Needless to say, our report has attracted a fair amount of comment. And commentators have made some interesting and important arguments. Take my “ads cannot be divorced from reality” point above. Clearly we – the UK advertising regulator - must take into account the way things are, but what should we do if, for example, an ad is reflecting a part of society as it is now, but that part is not fair and equal? 

The ad might simply be mirroring the way things are, but at a time when many people in our society, including through public policy and equality laws, are trying to mould it into something different. If we reign in the more extreme examples, are we being social engineers? Or are we simply taking a small step in redressing the imbalance in a society where the drip, drip, drip of gender stereotyping over many years has, itself, been social engineering. And social engineering which, ironically, has left us with too few engineers.

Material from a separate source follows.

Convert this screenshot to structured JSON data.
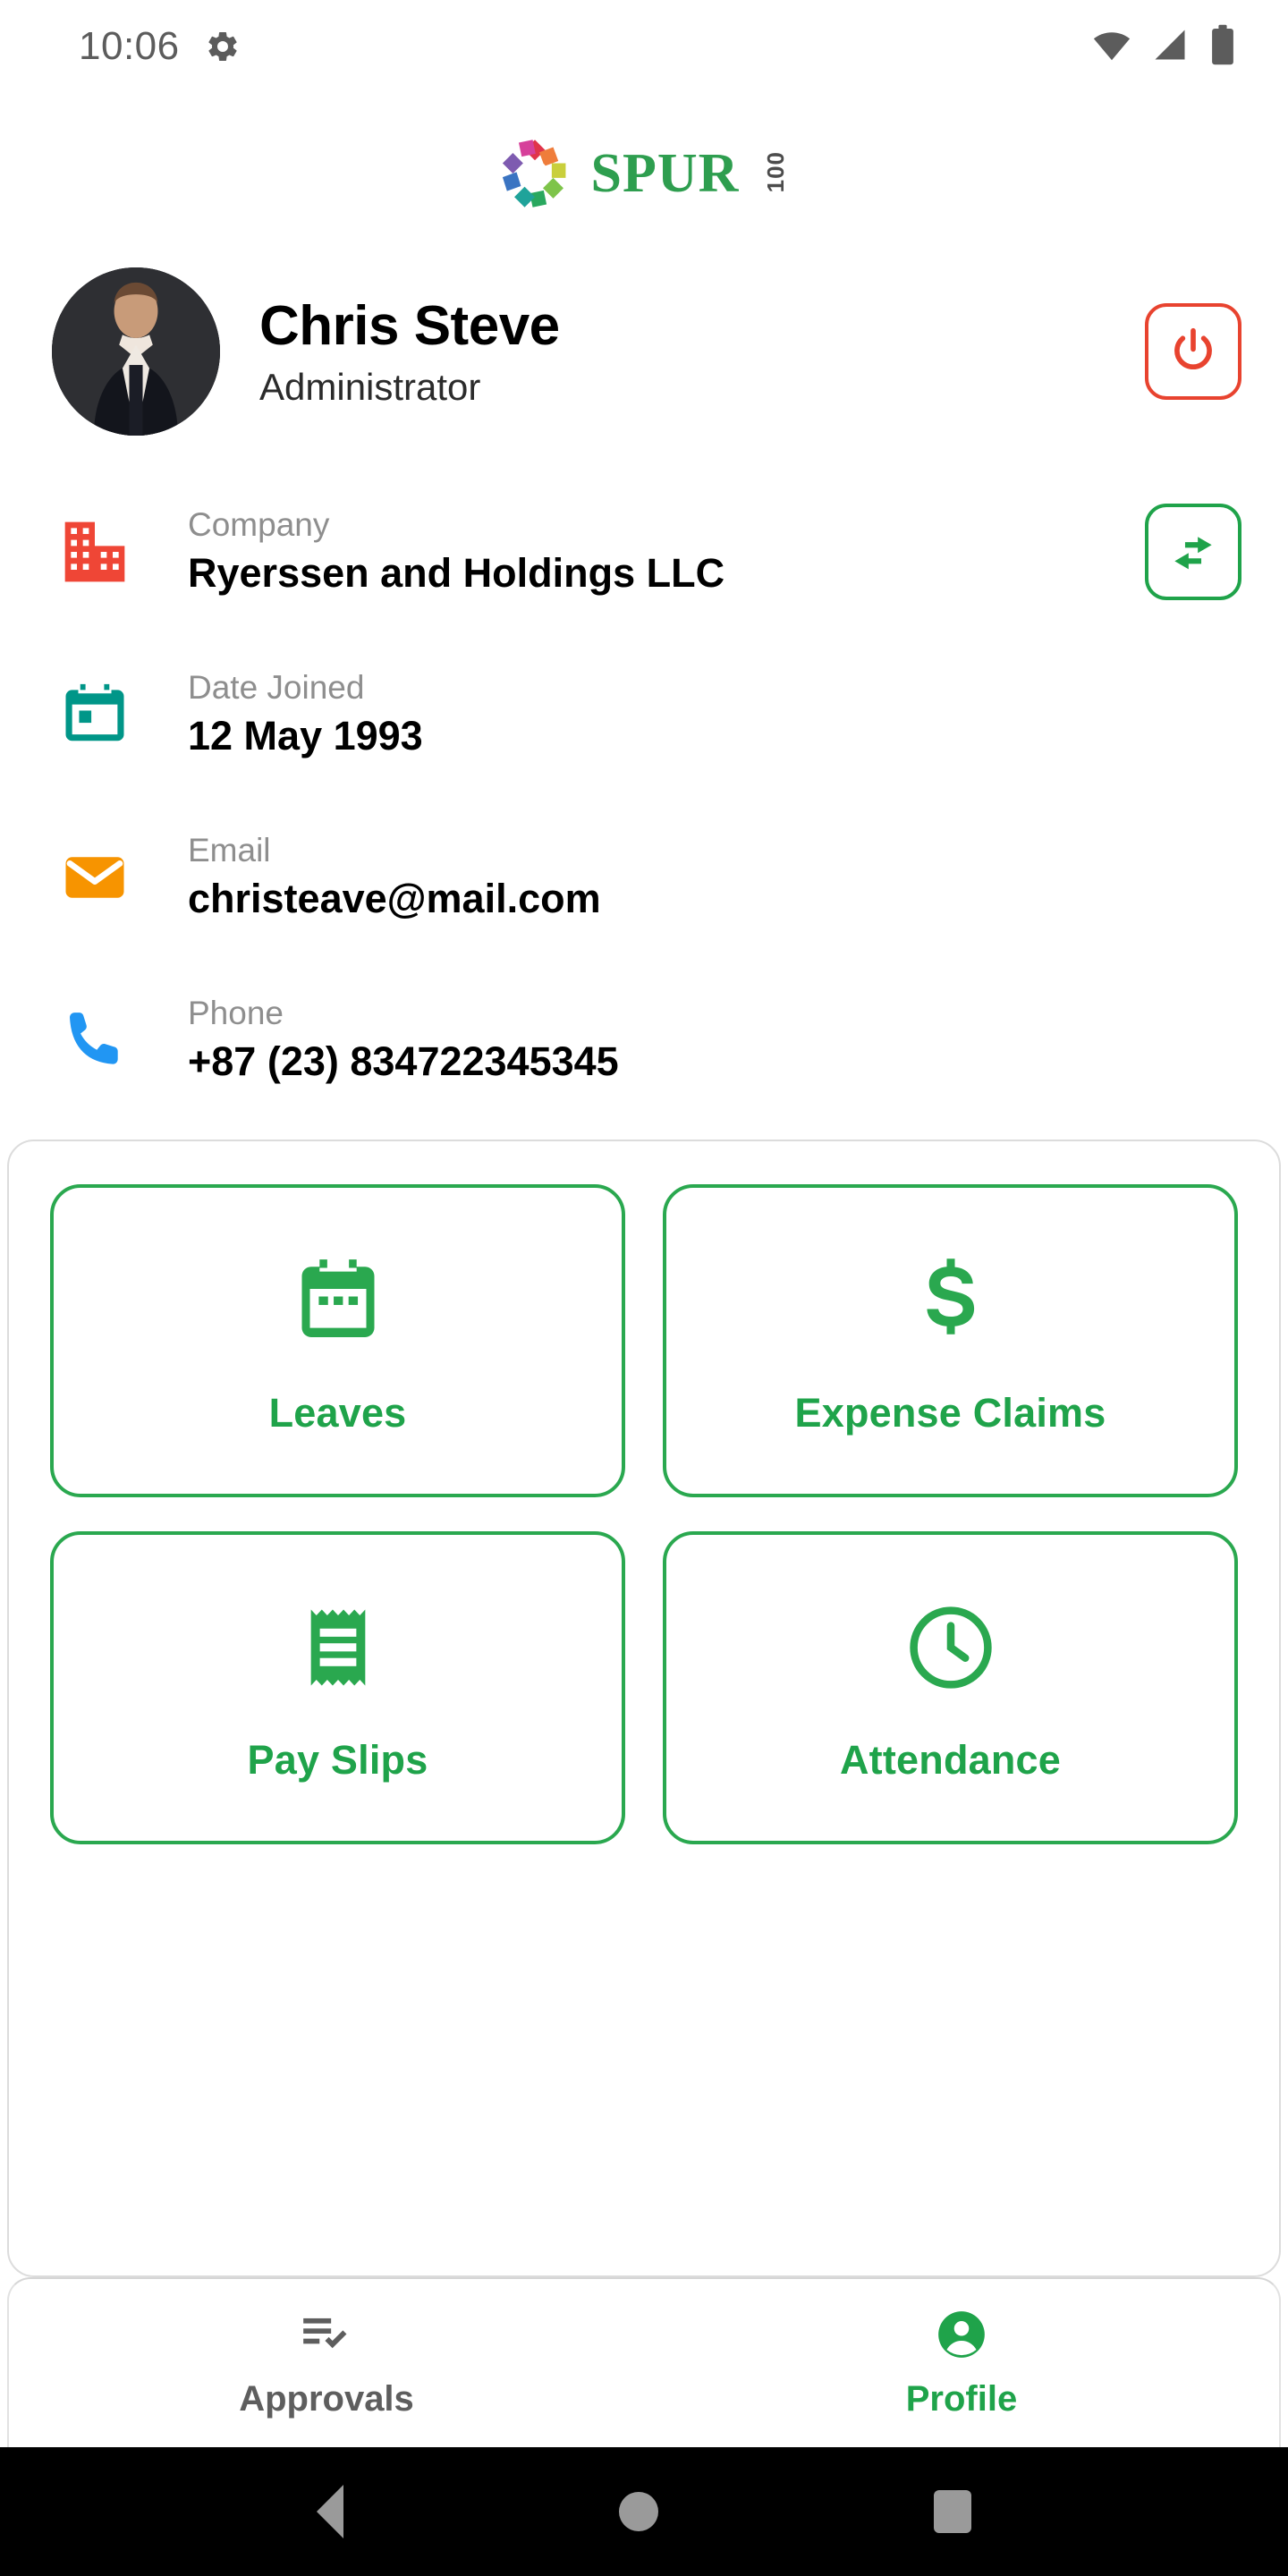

Read more: Why new rules on gender stereotyping in ads benefit men, too

The report gave news outlets a chance to run plenty of well-known ads from yesteryear. Fairy Liquid, Shake 'n' Vac and some real “even a woman can open it”-type horrors from decades ago. For some, that was an opportunity to make the point that ads really were sexist back then, but everything’s fine on the gender stereotyping front today. That argument shows a real lack of imagination. 

History has not stopped. If we’re looking back at ads of 50 years ago and marvelling at how we thought they were OK back then, despite knowing they were products of their time, won’t our children and grandchildren be doing exactly the same thing in 50 years’ time? What “norms” now will seem antiquated and unpleasant in the future? We think the evidence points to some portrayals of gender roles and characteristics being precisely such norms, excused by some today on the basis that that’s just the way it is.

Our report signals that change is coming. CAP will now work on the standards so we can pin down the rules and official guidance. We don’t want to catch advertisers out, so we and CAP will work hard to provide as much advice and training as we can, so they can get their ads right in the first place. And from next year, we at the ASA will make sure those standards are followed, taking care that our regulation is balanced and wholly respectful of the public’s desire to continue to see creative ads that are relevant, entertaining and informative. 

You won’t see a sea-change in the ads that appear, but we hope to smooth some of the rougher edges. This is a small but important step in making sure modern society is better represented in ads.

Guy Parker is CEO of the ASA